Record excerpts START

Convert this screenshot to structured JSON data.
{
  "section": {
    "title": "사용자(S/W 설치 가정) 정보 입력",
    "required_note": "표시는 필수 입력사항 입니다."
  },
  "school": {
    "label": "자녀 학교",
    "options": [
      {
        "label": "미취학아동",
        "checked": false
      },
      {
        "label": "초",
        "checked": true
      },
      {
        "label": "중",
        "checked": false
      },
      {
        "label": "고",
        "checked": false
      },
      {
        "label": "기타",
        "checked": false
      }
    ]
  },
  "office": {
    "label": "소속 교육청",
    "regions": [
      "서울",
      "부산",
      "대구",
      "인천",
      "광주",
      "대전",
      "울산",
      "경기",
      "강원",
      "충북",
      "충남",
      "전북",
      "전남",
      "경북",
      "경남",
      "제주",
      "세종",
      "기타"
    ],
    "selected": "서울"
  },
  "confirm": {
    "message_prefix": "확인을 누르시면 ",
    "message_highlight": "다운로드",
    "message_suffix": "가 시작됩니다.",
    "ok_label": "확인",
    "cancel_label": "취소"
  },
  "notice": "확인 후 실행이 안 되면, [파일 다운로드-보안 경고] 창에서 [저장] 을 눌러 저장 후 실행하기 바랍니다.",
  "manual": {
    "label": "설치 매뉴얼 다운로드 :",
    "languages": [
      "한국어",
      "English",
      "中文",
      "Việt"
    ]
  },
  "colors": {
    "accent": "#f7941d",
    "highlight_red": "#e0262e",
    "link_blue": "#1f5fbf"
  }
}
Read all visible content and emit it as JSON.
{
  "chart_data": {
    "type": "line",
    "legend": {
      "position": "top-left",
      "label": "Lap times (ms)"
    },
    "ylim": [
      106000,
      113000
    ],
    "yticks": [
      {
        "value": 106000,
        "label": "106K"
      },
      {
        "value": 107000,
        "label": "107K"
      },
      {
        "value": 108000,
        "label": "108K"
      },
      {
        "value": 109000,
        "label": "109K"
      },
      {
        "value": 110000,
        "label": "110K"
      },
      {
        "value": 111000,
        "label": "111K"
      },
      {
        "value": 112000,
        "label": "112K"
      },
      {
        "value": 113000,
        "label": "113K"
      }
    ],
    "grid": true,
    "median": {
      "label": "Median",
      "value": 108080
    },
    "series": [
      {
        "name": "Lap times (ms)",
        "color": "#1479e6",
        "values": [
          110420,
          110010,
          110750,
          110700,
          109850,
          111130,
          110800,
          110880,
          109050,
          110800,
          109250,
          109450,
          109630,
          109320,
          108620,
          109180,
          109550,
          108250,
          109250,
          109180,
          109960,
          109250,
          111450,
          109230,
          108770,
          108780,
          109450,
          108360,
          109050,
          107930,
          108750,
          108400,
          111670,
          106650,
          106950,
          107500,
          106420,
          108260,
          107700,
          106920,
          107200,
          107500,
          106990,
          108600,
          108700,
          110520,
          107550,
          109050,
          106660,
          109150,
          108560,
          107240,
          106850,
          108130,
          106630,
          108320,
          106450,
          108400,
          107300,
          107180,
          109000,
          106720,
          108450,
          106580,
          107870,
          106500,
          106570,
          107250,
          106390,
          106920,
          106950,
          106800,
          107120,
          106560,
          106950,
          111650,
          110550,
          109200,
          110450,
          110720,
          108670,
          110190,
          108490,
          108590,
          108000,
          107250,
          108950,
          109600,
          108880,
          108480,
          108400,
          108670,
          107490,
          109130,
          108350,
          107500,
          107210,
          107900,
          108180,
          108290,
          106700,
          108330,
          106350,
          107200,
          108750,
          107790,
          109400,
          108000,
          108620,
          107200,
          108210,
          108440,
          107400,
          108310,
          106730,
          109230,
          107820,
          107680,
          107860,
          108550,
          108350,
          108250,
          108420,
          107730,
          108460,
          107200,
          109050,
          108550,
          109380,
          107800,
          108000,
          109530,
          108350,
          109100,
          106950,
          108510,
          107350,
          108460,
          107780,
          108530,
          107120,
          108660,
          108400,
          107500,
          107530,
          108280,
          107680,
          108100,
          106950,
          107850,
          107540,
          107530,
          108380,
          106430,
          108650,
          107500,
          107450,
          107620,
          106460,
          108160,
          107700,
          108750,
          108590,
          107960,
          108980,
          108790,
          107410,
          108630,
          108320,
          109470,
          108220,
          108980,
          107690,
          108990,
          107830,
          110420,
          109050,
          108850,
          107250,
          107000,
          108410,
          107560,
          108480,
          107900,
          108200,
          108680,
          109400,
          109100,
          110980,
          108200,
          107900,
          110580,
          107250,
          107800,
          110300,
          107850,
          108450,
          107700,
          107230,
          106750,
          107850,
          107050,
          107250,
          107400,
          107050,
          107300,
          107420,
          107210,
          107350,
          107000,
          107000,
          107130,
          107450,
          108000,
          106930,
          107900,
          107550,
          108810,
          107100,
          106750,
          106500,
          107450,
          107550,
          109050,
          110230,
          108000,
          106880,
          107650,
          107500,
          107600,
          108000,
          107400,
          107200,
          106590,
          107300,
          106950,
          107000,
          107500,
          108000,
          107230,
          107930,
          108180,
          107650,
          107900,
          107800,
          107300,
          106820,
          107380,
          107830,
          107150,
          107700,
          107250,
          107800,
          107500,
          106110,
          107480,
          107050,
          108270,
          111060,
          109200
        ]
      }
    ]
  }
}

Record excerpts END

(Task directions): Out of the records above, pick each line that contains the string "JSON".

(Written solution):
Convert this screenshot to structured JSON data.
Read all visible content and emit it as JSON.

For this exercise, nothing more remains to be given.